The GOP establishment doesn't want to cut regulations; it wants regulations that favor their donors' businesses.
The GOP establishment doesn't to strengthen America's image in the world, but to make more money overseas.
In 2011, the established Republican Party works overtime to regain the Senate and the White House. If it does, it will reward its friends with our grand-children's fortunes as surely as the Democrats have rewarded their friends.
In short, the establishment can't fix our problems, because the establishment is the problem.
But there is another way.
In almost every race in America, voters have a choice. A real choice, like the ones Phyllis Schlafly wrote about in 1964.
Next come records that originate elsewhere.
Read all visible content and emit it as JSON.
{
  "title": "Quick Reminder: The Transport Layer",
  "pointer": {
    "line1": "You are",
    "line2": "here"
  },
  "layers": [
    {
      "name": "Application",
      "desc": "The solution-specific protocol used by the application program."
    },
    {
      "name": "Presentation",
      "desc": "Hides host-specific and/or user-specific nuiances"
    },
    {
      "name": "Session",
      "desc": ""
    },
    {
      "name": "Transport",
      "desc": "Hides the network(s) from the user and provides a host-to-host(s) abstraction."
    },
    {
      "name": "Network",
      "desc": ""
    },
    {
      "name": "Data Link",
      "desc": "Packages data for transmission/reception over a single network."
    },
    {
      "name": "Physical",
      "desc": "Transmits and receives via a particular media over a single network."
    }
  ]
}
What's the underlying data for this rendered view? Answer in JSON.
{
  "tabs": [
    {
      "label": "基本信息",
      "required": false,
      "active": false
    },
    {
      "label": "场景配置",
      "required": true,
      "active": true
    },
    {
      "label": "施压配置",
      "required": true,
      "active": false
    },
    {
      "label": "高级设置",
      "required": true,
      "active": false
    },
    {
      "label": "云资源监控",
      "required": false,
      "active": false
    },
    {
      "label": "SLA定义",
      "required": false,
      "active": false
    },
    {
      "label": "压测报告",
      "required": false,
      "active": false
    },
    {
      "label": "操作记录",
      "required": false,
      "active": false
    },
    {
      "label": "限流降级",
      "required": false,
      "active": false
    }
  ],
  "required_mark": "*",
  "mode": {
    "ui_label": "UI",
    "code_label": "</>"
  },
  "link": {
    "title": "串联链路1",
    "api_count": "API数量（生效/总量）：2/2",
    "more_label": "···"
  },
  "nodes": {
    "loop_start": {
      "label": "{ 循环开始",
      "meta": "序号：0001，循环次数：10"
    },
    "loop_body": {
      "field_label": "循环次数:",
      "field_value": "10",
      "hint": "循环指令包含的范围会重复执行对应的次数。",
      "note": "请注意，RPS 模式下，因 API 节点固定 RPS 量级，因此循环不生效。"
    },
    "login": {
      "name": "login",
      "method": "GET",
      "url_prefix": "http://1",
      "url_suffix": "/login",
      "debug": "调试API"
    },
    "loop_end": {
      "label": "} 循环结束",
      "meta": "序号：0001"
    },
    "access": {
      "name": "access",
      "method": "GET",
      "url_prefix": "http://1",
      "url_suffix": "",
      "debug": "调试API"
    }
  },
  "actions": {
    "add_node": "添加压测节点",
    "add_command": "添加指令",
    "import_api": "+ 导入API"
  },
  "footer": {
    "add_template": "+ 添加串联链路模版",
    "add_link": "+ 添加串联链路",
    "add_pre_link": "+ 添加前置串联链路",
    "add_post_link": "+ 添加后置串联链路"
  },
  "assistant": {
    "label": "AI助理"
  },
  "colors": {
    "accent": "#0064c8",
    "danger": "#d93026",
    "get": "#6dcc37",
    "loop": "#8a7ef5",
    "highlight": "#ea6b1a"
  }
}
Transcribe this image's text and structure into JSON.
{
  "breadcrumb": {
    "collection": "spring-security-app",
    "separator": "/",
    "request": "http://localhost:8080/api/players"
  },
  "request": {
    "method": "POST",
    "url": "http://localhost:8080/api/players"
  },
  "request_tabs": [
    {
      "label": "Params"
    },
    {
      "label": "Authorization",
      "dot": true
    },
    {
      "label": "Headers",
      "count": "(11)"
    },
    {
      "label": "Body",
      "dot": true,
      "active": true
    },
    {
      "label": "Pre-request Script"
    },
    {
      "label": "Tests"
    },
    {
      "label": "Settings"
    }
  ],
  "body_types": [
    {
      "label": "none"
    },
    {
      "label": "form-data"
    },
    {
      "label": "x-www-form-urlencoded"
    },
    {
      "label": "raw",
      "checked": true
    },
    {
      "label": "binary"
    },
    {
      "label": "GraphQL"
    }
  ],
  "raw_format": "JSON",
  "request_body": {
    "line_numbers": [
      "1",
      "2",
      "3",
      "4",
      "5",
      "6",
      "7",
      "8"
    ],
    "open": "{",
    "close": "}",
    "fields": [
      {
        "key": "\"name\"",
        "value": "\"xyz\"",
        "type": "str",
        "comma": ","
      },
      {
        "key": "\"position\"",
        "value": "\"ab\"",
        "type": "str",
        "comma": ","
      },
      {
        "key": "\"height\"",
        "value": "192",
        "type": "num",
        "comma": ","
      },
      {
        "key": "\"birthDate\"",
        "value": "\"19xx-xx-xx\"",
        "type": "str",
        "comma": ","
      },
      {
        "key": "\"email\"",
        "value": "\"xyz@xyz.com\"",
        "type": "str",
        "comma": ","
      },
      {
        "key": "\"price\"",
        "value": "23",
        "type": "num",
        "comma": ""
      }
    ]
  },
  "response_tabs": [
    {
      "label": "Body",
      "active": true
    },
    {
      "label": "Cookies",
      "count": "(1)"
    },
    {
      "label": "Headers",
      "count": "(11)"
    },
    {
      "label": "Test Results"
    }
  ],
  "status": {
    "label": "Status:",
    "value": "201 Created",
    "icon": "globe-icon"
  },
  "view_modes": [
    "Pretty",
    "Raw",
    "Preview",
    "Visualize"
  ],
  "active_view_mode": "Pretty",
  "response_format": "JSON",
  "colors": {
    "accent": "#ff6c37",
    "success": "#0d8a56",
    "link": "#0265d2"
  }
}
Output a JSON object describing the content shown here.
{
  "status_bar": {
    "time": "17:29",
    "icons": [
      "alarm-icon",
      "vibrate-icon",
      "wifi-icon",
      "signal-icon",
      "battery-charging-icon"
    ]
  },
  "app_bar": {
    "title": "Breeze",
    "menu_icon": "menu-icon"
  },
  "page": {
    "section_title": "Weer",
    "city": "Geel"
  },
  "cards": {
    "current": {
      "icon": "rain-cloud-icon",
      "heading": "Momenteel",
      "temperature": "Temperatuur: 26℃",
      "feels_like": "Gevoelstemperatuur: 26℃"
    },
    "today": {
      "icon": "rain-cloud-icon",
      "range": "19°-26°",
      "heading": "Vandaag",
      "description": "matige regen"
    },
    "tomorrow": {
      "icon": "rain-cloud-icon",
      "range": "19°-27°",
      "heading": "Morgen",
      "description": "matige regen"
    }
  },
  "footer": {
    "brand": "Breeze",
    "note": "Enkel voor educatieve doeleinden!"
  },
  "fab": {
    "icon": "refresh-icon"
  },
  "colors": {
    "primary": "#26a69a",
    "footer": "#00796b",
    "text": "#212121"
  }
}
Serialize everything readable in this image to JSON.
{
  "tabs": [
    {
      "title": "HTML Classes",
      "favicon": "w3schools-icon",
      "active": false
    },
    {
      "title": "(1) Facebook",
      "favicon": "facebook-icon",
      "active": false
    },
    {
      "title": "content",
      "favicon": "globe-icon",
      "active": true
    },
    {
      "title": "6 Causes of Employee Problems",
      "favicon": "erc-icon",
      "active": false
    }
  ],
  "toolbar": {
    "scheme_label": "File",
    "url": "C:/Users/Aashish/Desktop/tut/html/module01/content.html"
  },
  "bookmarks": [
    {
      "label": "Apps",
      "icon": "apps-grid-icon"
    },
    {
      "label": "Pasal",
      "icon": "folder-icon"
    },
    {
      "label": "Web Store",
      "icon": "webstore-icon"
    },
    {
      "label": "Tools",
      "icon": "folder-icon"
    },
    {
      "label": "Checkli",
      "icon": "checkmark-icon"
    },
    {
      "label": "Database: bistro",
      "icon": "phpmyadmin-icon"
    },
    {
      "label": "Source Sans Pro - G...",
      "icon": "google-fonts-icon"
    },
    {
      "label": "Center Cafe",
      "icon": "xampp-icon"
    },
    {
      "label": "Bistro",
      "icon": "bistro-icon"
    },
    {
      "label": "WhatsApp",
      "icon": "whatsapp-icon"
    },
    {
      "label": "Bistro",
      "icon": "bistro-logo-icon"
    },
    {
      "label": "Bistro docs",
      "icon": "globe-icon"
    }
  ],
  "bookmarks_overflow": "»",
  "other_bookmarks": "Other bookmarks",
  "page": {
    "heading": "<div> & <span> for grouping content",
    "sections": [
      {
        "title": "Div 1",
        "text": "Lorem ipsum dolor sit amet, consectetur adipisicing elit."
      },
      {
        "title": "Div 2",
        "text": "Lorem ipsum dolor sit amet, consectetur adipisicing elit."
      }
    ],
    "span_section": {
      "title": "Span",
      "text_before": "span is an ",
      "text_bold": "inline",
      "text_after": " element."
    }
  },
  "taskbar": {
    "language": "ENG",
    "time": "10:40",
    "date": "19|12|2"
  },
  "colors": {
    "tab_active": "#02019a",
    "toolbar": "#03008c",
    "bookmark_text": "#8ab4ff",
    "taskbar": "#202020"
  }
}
Candidates like Ed Martin and Todd Akin in Missouri, Richard Mourdock in Indiana, and Rodger Cook in Illinois. These candidates don't have money with which to buy allies. They don't get invitations to royal balls. Instead, they rely on ordinary men and women to walk neighborhoods, banging doors, and asking relatives to vote.
If these conservatives are to win their primaries, though, the grassroots must remain strong against the seductions of the establishment. In tough economic times, those seductions--almost always monetary--will be strong.
But the tea party that carried Rand Paul and Marco Rubio to the Senate can surely win one more for the Gipper, can't we?
Mrs. Schlafly told us how the grassroots prevailed in 1964 against establishment tactics of smears, intimidation, and bribes:
These tactics were not successful because in 1964 the majority of Convention Delegates were independent citizens elected in their districts who sought — not personal advancement or political jobs — but only the nomination and election of a candidate who would end the America Last policies of the past 30 years.
Amen, sister. Amen.
If we're to reverse America's drift toward socialism, away from the Constitution, we must rekindle the spirit of '64 and the Reagan Revolution of 1980.
In both of those years, "independent citizens" rose up and slapped down the Republican establishment. They said "no" to the jobs and the bailouts the kingmakers offered. The Goldwater and Reagan delegates stood by their principles, putting America's future before their own egos and wealth.
Yes, Goldwater lost. But Reagan won. And Reagan's victory owed much to the lessons conservatives learned in 1964.
For history to judge us well, we tea partiers must drive a stake through the heart of the establishment.
If not us, who?
If not now, when?
Note: These views do not necessarily reflect the views of St. Louis Tea Party Coalition. But they should. ;-)